FISHBIO studies the key role fish populations play in supporting ecosystem processes using both targeted and long-term research studies. Our work includes fish life-history and limiting factor analyses, predator-prey interactions and aquatic food web studies, and monitoring fisheries harvest and management trends.
Fish Life-History Studies
We conduct mark-recapture and fish aging studies to investigate fish movement patterns, timing, and growth rates throughout their life cycles. This information paired with an investigation of environmental conditions, such as food, temperature, and food availability, can help identify factors that contribute to anadromy vs. residency in fish such as steelhead/rainbow trout.
Trophic Dynamics and Predation
We conduct studies of abundance, survival, and diet to investigate the dynamics between native salmonid species and non-native predatory fishes. These studies incorporate a variety of techniques including PIT tagging and external tagging for mark and recapture, boat electrofishing, fyke traps, and ARIS surveys.
Fish Movement and Behavior
We use various tagging and tracking techniques as well as imaging technology to evaluate fish movement, behavior, and survival. Such studies can be used to investigate migration patterns as well as evaluate fish passage and entrainment at structures.
Laboratory studies include investigating fish stomach contents to determine diet composition and analyzing fish hard structures, such as otoliths (ear bones) and scales, to determine fish ages. Ageing fish helps us evaluate the age composition of fish populations and analyze differences in growth between populations, or in response to varying environmental conditions.

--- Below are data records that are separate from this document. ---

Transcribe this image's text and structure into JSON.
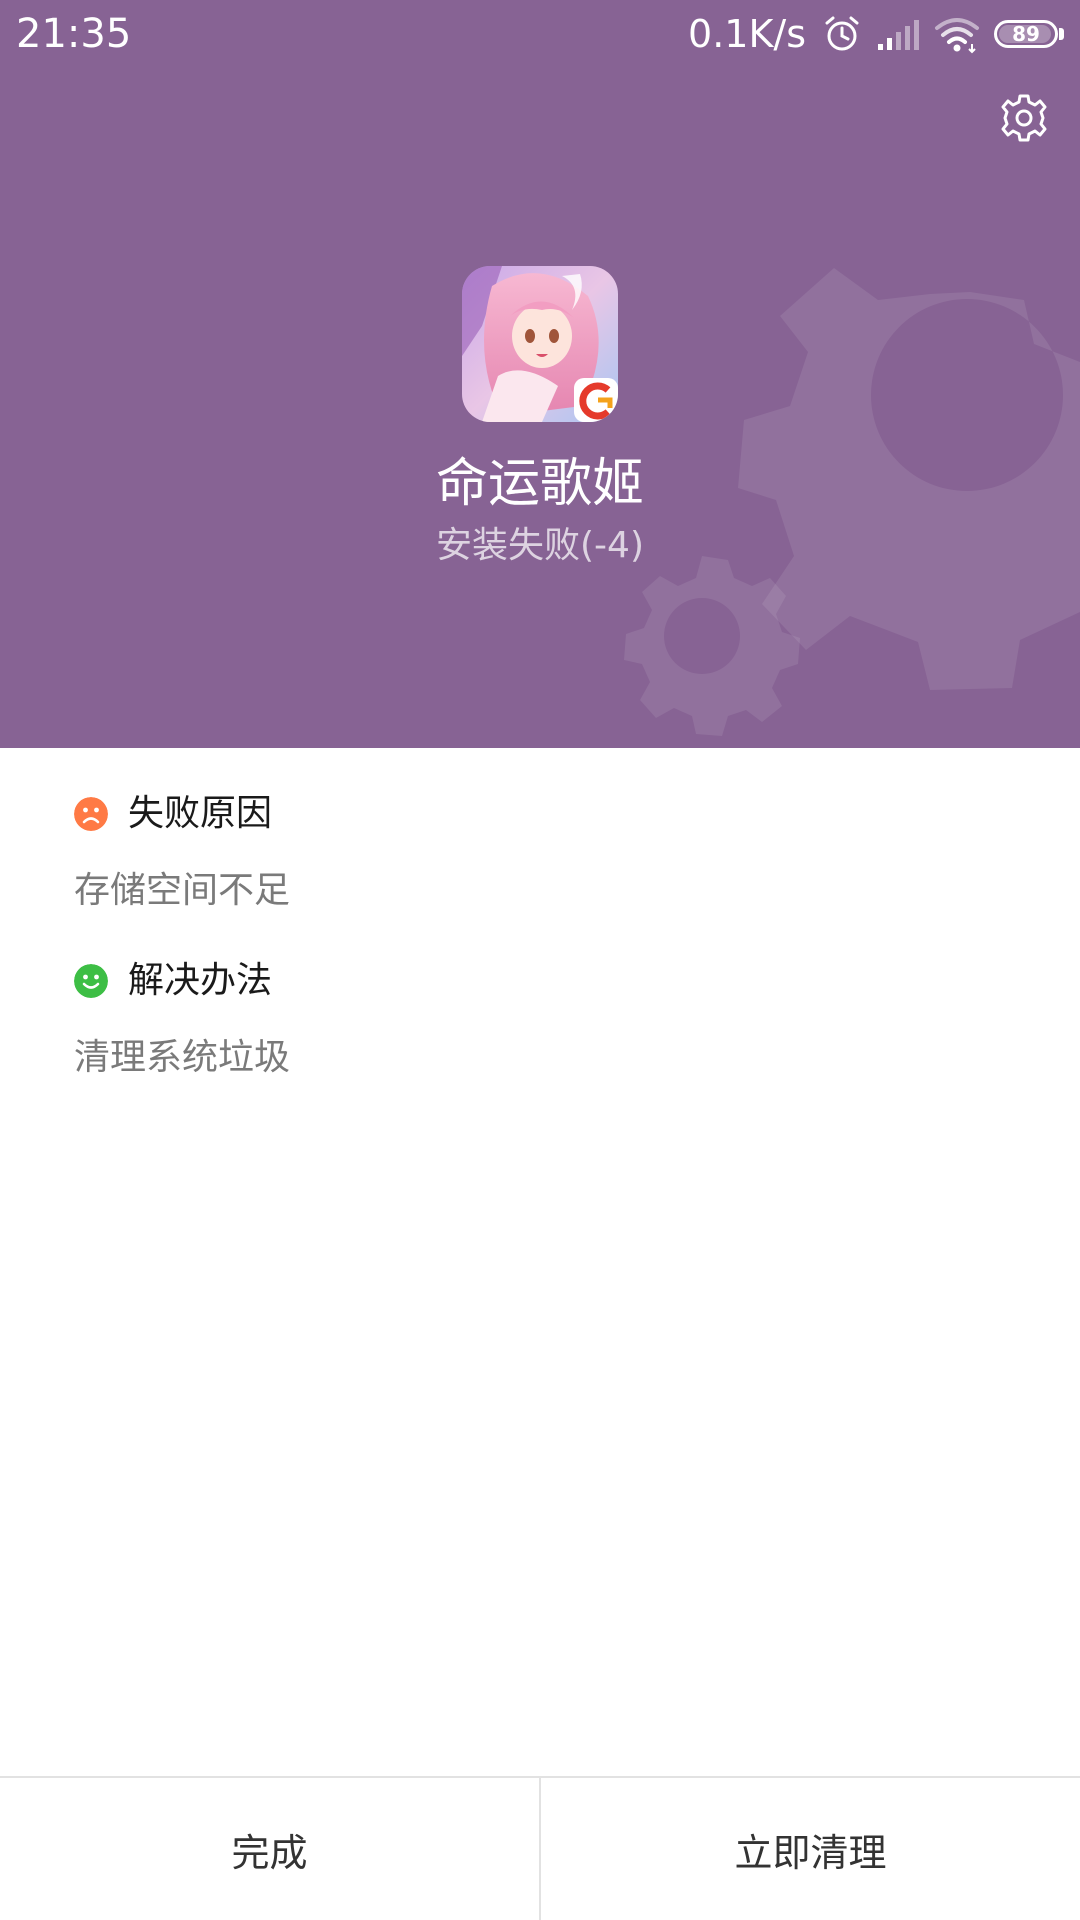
{
  "status_bar": {
    "time": "21:35",
    "net_speed": "0.1K/s",
    "battery": "89",
    "icons": [
      "alarm-icon",
      "signal-icon",
      "wifi-icon",
      "battery-icon"
    ]
  },
  "header": {
    "settings_icon": "gear-icon",
    "app_name": "命运歌姬",
    "install_status": "安装失败(-4)"
  },
  "failure": {
    "title": "失败原因",
    "icon": "sad-face-icon",
    "reason": "存储空间不足"
  },
  "solution": {
    "title": "解决办法",
    "icon": "happy-face-icon",
    "text": "清理系统垃圾"
  },
  "buttons": {
    "done": "完成",
    "clean_now": "立即清理"
  },
  "colors": {
    "header_bg": "#876394",
    "failure_icon": "#FF7A45",
    "solution_icon": "#3DBE45"
  }
}
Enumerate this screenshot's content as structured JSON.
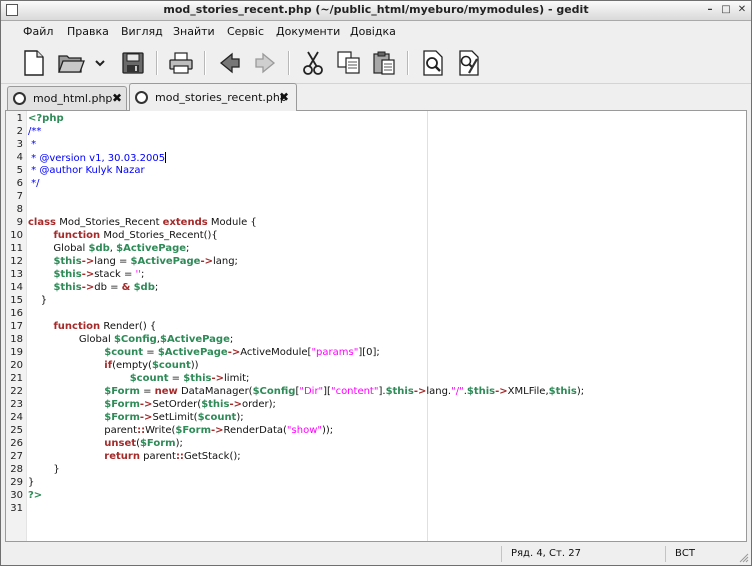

Our 20-tank fish lab allows us to conduct controlled studies of environmental factors (including temperature, water chemistry, water velocity, and dissolved oxygen) and test prototypes of fisheries tags and camera technologies.